First, God is with us always. Elijah runs into the desert, lays down, and asks God to end his life then he falls asleep. God sends an angel to feed him before he falls asleep again. The God sends an angel to feed him a second time before telling him to go to the mountain of God. When Elijah arrives there, God meets him. God was present at the sacrifice, God was present in the desert, and God communed with Elijah on the mountain. All throughout the story, God was present and with Elijah, sustaining and empowering him. For those of us who have placed our trust in Christ, this is also true! The Spirit resides within us. He guides us and leads us toward God’s will for our lives. He is the presence of God in our everyday life and we have him with us ALWAYS. We also have direct access to the throne of heaven through prayer. We can talk to God and tell him how we are feeling and where we are struggling. We can ask him for help, and he is faithful to give it to us, even if it doesn’t always look the way we think it will look.
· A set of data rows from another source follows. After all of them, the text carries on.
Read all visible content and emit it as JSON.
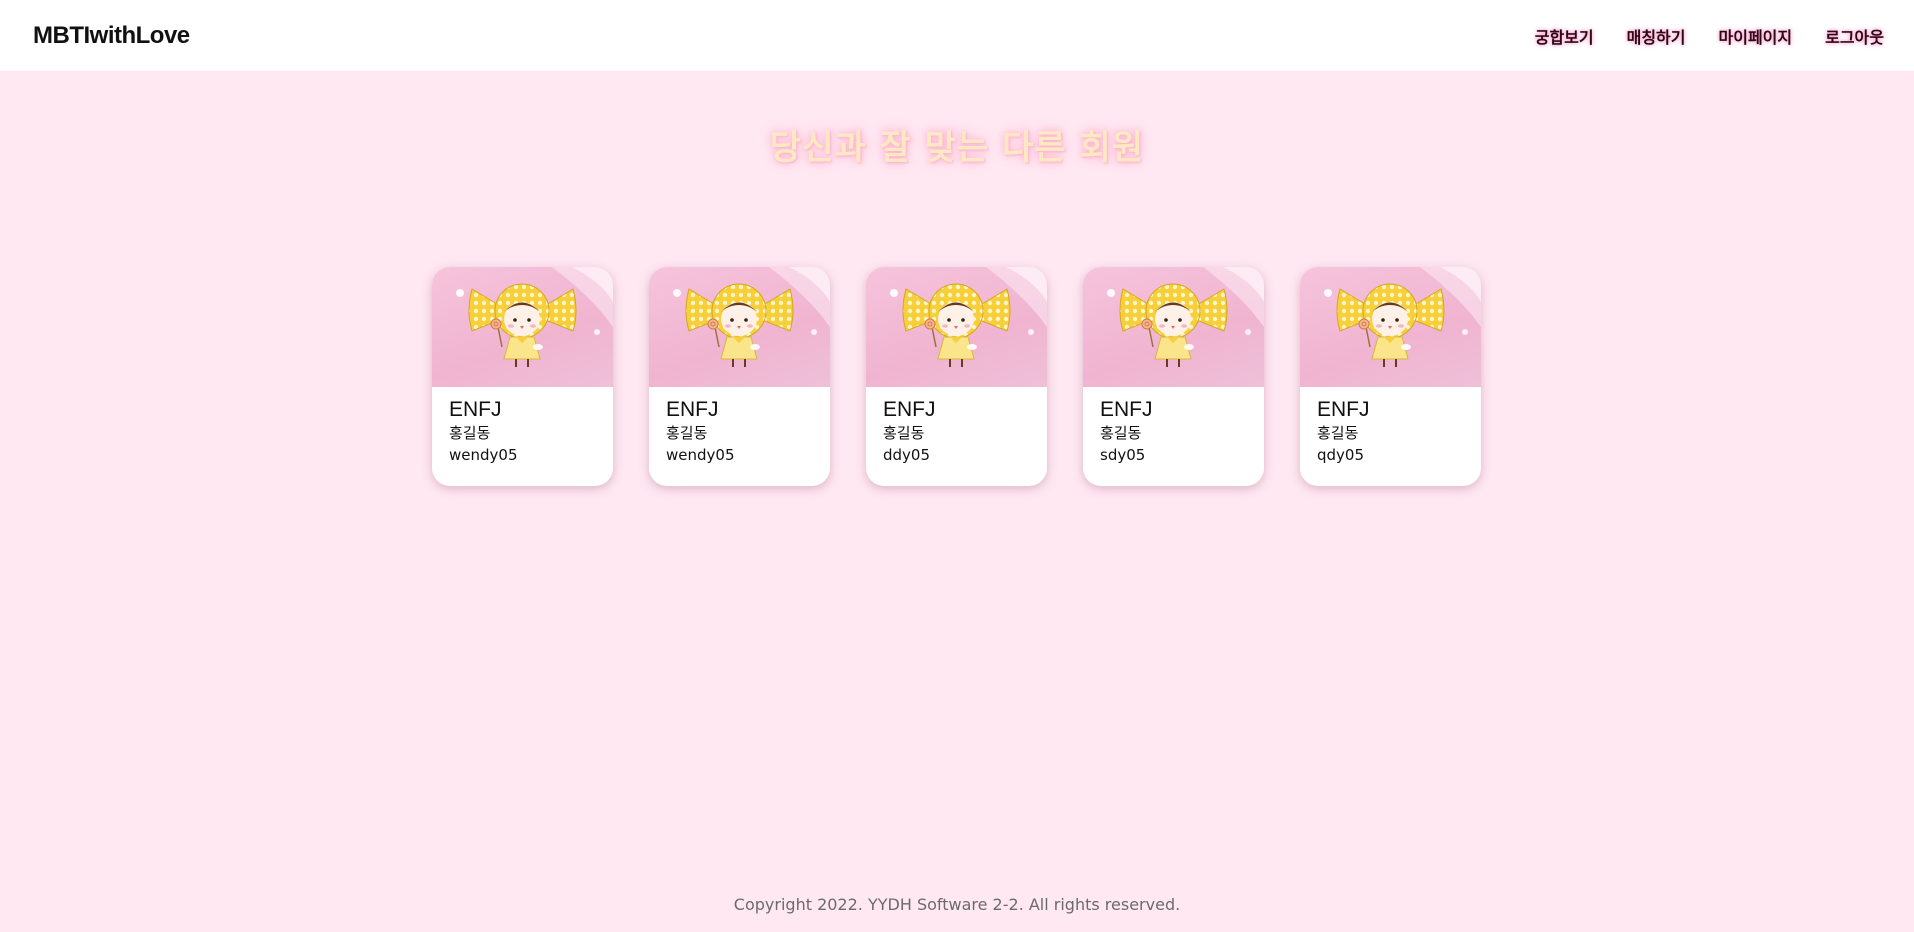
{
  "navbar": {
    "brand": "MBTIwithLove",
    "links": [
      {
        "label": "궁합보기"
      },
      {
        "label": "매칭하기"
      },
      {
        "label": "마이페이지"
      },
      {
        "label": "로그아웃"
      }
    ]
  },
  "main": {
    "heading": "당신과 잘 맞는 다른 회원",
    "members": [
      {
        "mbti": "ENFJ",
        "name": "홍길동",
        "id": "wendy05"
      },
      {
        "mbti": "ENFJ",
        "name": "홍길동",
        "id": "wendy05"
      },
      {
        "mbti": "ENFJ",
        "name": "홍길동",
        "id": "ddy05"
      },
      {
        "mbti": "ENFJ",
        "name": "홍길동",
        "id": "sdy05"
      },
      {
        "mbti": "ENFJ",
        "name": "홍길동",
        "id": "qdy05"
      }
    ]
  },
  "footer": {
    "copyright": "Copyright 2022. YYDH Software 2-2. All rights reserved."
  },
  "colors": {
    "page_background": "#ffe8f2",
    "navbar_background": "#ffffff",
    "heading_text": "#ffe9c4",
    "card_image_background": "#f4bfd8",
    "footer_text": "#6b6b6b"
  },
  "icons": {
    "card_image": "candy-girl-character-illustration"
  }
}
Second, Elijah thought he was the sole surviving worshiper of God. But God tells him there are 7,000 others who have not bowed to Baal. He thought he was alone, but he wasn’t. This is also true for those of us who trust in Christ. When we come to know Christ, we become a part of his Body. We become a part of his Church. We become brothers and sisters of million of people all around the globe! As Christians, we are never alone! However, we must take some ownership in connecting with that Body. Scripture tells us it is important to be connected with a local church. To be connected with a local body of believers with whom we can live our lives. This means finding a local church to attend regularly. It also means being willing to serve in that church and be a part of the life of the larger community. If you haven’t found a local church, I would encourage you to come and worship with us here at Beacon. We would love to meet you!

Third, we need people who will be our daily companions. God gave Elijah a companion in Elisha. We must begin connecting with others and building meaningful, transparent relationships with other believers. My wife and I have done this by being a part of small groups, Bible studies, and serving in various ministries of the church. These are the places where you can build those relationships and do life with one another. If you are already a part of our Beacon family, I would encourage you to dive into a small group or a Bible study. And if you can’t find one, come talk to us and we would love to help you start one!

Loneliness can be a crushing experience. It can make you feel as though no one cares for you and that you have no worth. But that is simply not true. You are a creation of God and carry the image of God. He knows you and desperately wants you to know him. And if you are lonely, we want you to know that there is a place where you will be welcomed and loved. Find a local church and dive in. We would love to have you with us here at Beacon but there are many other Bible believing churches in our town, county, state, and nation who would love to do life with you as well. God loves you and has provided a means to build meaningful relationships into your life. Come join us and see!!

Josh Cervone